In Manatee County, No Two Bears are Alike
By: David Ibata
Volunteers have dressed teddy bears to give to Angel Tree children for 20 years in Bradenton, Florida, and The Salvation Army’s Manatee County Corps has things down pat.
More than 100 workers are enlisted, nearly 350 stuffed bears are handed out, and directions are given to bring back the stuffed animals, clothed, in time for the party for Angel Tree families and the distribution of the bears and other gifts in December.
Yet last Christmas, something unexpected happened. The corps found itself with 25 unclaimed bears. Where to find more volunteers? Members of the women’s club at Golf Lake Estates, a 55-plus community, had an idea.
“The volunteers gathered the extra clothing and extended the joy by taking the extra bears and outfits to a nearby assisted living facility” for seniors, said Kelly French, corps director of community relations and development. “The bears were placed on tables with dolls’ clothing, and residents could select which bears and outfits they wanted to use.”
To everyone’s surprise, French said, “the assisted living residents loved holding and hugging the bears. They received so much joy in their afternoon of dressing and hugging bears that the Golf Lakes volunteers are making this an annual event.”
Jennifer Underwood, an HR generalist/program assistant who runs the teddy bear program, said the corps gets undressed bears every fall and distributes them to women’s clubs, a lung center in Bradenton, a local church and individuals.
The Golf Lakes women take the most – 125 bears, including 24 for the assisted living center – while an energetic retiree, Bobbie Miller, takes 60. Participants are free to use off-the-shelf dolls’ clothes, but some, like Miller, prefer sewing their outfits.
“She has a photo album of all the bears she’s dressed through the years,” Underwood said. “When she was 6 or 7, she had a dream of becoming a fashion designer. That didn’t happen. But when she got older, she went to a neighbor who was sewing clothes for bears for The Salvation Army. She said, I can do that! So her dream of becoming a fashion designer came true.”
About 1,000 children participated in the Angel Tree holiday tea party Dec. 7 (a separate event, for the Adopt-a-Family program, took place the next day for another 1,000 kids), and 344 bears were given to youngsters ages 3, 4 and 5.

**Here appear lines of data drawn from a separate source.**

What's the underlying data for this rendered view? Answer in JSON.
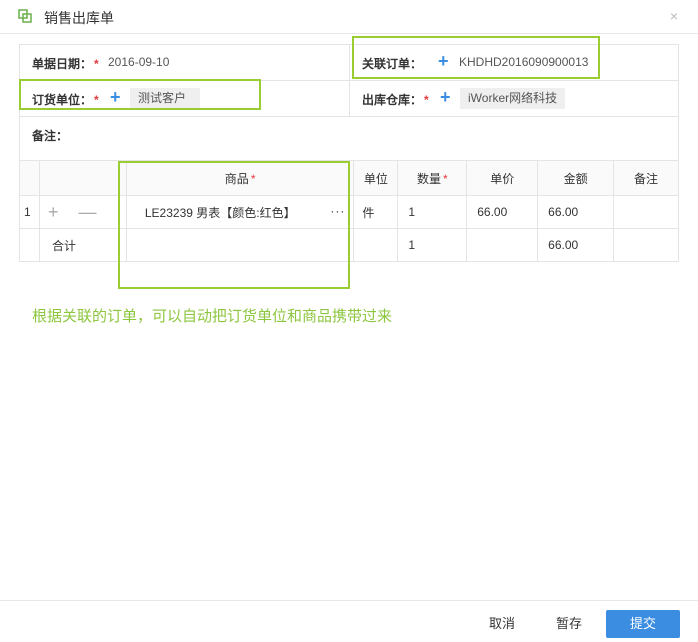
{
  "dialog": {
    "title": "销售出库单",
    "close_label": "×"
  },
  "form": {
    "date_label": "单据日期：",
    "date_value": "2016-09-10",
    "order_label": "关联订单：",
    "order_value": "KHDHD2016090900013",
    "unit_label": "订货单位：",
    "unit_value": "测试客户",
    "warehouse_label": "出库仓库：",
    "warehouse_value": "iWorker网络科技",
    "note_label": "备注：",
    "required_mark": "*",
    "plus": "+"
  },
  "grid": {
    "columns": {
      "product": "商品",
      "unit": "单位",
      "qty": "数量",
      "price": "单价",
      "amount": "金额",
      "note": "备注"
    },
    "row": {
      "index": "1",
      "add": "+",
      "remove": "—",
      "product": "LE23239 男表【颜色:红色】",
      "more": "···",
      "unit": "件",
      "qty": "1",
      "price": "66.00",
      "amount": "66.00",
      "note": ""
    },
    "total": {
      "label": "合计",
      "qty": "1",
      "amount": "66.00"
    }
  },
  "annotation": {
    "text": "根据关联的订单，可以自动把订货单位和商品携带过来",
    "highlight_color": "#9acd32"
  },
  "footer": {
    "cancel": "取消",
    "save_draft": "暂存",
    "submit": "提交"
  },
  "colors": {
    "accent": "#3a8de0",
    "required": "#e4393c",
    "annotation": "#8dc63f"
  }
}
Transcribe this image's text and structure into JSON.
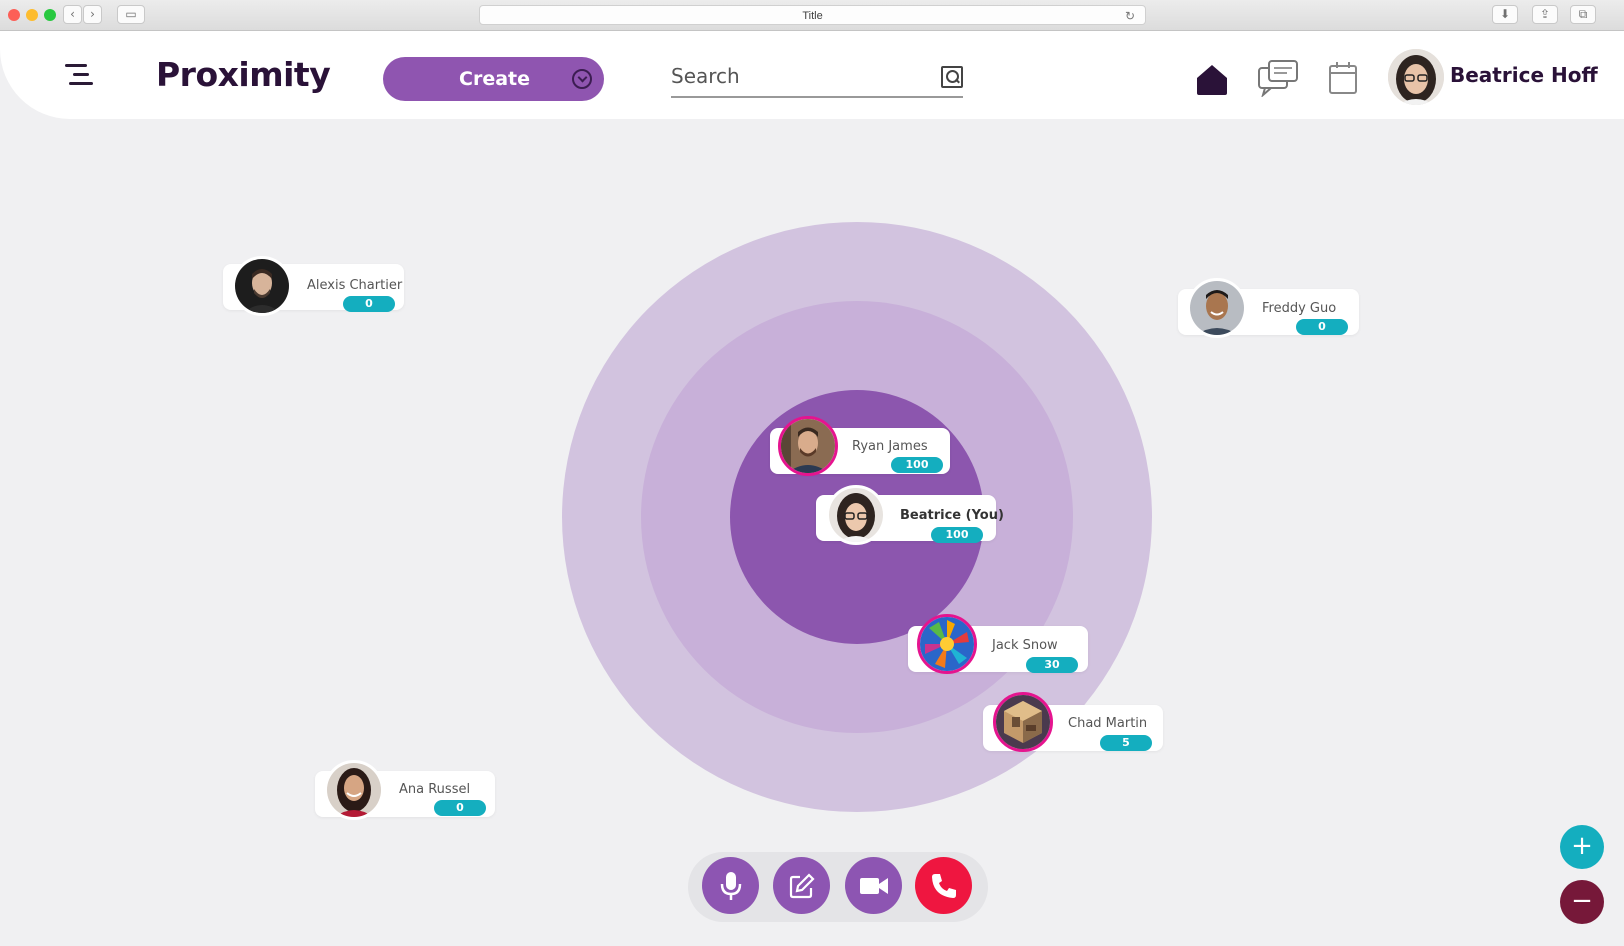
{
  "browser": {
    "title": "Title",
    "reload_icon": "↻"
  },
  "header": {
    "menu_icon": "menu-icon",
    "logo": "Proximity",
    "create_label": "Create",
    "search_placeholder": "Search",
    "user_name": "Beatrice Hoff"
  },
  "people": [
    {
      "name": "Alexis Chartier",
      "score": "0",
      "ring": "outside"
    },
    {
      "name": "Freddy Guo",
      "score": "0",
      "ring": "outside"
    },
    {
      "name": "Ryan James",
      "score": "100",
      "ring": "inner"
    },
    {
      "name": "Beatrice (You)",
      "score": "100",
      "ring": "inner"
    },
    {
      "name": "Jack Snow",
      "score": "30",
      "ring": "middle"
    },
    {
      "name": "Chad Martin",
      "score": "5",
      "ring": "outer"
    },
    {
      "name": "Ana Russel",
      "score": "0",
      "ring": "outside"
    }
  ],
  "controls": {
    "mic": "microphone-icon",
    "edit": "edit-icon",
    "video": "video-camera-icon",
    "end_call": "phone-icon"
  },
  "zoom": {
    "in_label": "+",
    "out_label": "−"
  },
  "colors": {
    "brand_purple": "#8c56ae",
    "teal": "#14aebf",
    "pink_ring": "#e5148f",
    "end_call_red": "#ef1640",
    "zoom_out": "#761839"
  }
}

No two bears are alike when they come back. “Each bear takes on a personality of its own,” Underwood said, “and each child has his or her own personality, so the bears match up well with the children.”